“We want this to be an iconic structure, and really as bold as possible,” says project manager Feras Qumseya, with the Office of the Deputy Mayor for Planning and Economic Development. “We want this to be an attraction not just for the local commuinty, but city wide and regionally.”
A tall order! Especially since the building will have to go through the Historic Preservation Review Board, which isn’t over-friendly to bold, iconic structures—-temporary or not. It’ll have to abide by the master plan design guidelines, and it’s supposed to go right up against Martin Luther King Jr. Avenue, about which the Board has been particularly sensitive.
Still, there’s a solid business case for an operator to set up some kind of presence in the new pavilion. The 4,400 employees of the new Coast Guard headquarters across the street will have only one cafeteria for all their lunchtime needs when they relocate across the street next year, which could at least generate traffic on workdays. A critical mass of eateries could attract people from nearby and across the city, with a Green Line Metro station within walking distance. And the District is prepared to offer them the space for little to no rent, taking much of the risk out of the equation.
Why spend the money to build a super-special food court that’s only supposed to last two to five years? In large part, the city wants to take the time between now and when the rest of the campus gets developed to make St. Elizabeths, which has never before been exactly open to the public, a place where people hang out. (It sounds like a very Harriet Tregoning-ish idea, but the DMPED people assure me that their boss Victor Hoskins and Mayor Vince Gray actually came up with it).
There is one potential drawback to success: This whiz-bang structure could absorb what little amount of energy exists for restaurants to enter Ward 8, leaving neighborhood commercial corridors still dormant. But one might easily respond that this is a uniquely appealing proposition for restaurants that wouldn’t otherwise come east of the river at all, so it won’t be sapping energy so much as changing perceptions—-like a longer-term Lumen8Anacostia.

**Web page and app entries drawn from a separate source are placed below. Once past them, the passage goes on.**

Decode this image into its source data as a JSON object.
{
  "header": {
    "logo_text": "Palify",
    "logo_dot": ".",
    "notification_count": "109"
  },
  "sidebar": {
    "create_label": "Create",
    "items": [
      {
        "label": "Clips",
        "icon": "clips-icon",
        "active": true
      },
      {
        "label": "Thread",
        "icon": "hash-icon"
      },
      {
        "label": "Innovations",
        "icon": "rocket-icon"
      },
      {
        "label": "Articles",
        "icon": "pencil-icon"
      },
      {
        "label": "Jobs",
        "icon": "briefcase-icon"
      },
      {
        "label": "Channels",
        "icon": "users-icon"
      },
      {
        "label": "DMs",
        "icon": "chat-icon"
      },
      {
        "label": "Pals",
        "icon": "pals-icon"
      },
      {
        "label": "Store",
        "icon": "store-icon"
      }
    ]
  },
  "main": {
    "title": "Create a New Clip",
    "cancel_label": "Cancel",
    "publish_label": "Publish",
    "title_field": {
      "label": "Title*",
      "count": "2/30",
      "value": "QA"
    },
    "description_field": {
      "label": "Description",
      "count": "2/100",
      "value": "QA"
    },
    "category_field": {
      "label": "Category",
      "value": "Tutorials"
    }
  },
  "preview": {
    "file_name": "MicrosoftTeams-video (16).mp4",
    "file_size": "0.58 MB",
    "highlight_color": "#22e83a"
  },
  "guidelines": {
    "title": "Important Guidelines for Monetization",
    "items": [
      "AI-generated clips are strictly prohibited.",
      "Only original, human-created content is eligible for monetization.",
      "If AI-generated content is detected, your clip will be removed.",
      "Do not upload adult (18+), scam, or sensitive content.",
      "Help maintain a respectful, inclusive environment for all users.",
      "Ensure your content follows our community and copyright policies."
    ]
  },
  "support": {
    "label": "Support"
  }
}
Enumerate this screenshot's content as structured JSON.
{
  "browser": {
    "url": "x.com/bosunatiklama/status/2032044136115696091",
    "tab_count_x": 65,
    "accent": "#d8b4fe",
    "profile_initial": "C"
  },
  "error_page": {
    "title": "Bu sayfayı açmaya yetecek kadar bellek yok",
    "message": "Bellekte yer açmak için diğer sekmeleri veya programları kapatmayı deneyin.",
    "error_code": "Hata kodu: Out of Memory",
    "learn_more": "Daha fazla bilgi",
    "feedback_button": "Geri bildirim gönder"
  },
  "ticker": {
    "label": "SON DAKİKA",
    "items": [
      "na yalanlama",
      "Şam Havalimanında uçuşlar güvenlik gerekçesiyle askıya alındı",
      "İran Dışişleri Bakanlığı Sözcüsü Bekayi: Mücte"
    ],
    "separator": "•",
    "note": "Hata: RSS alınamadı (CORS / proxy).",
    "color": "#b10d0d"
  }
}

Then if it does work out, of course, there’s the problem of of taking it away.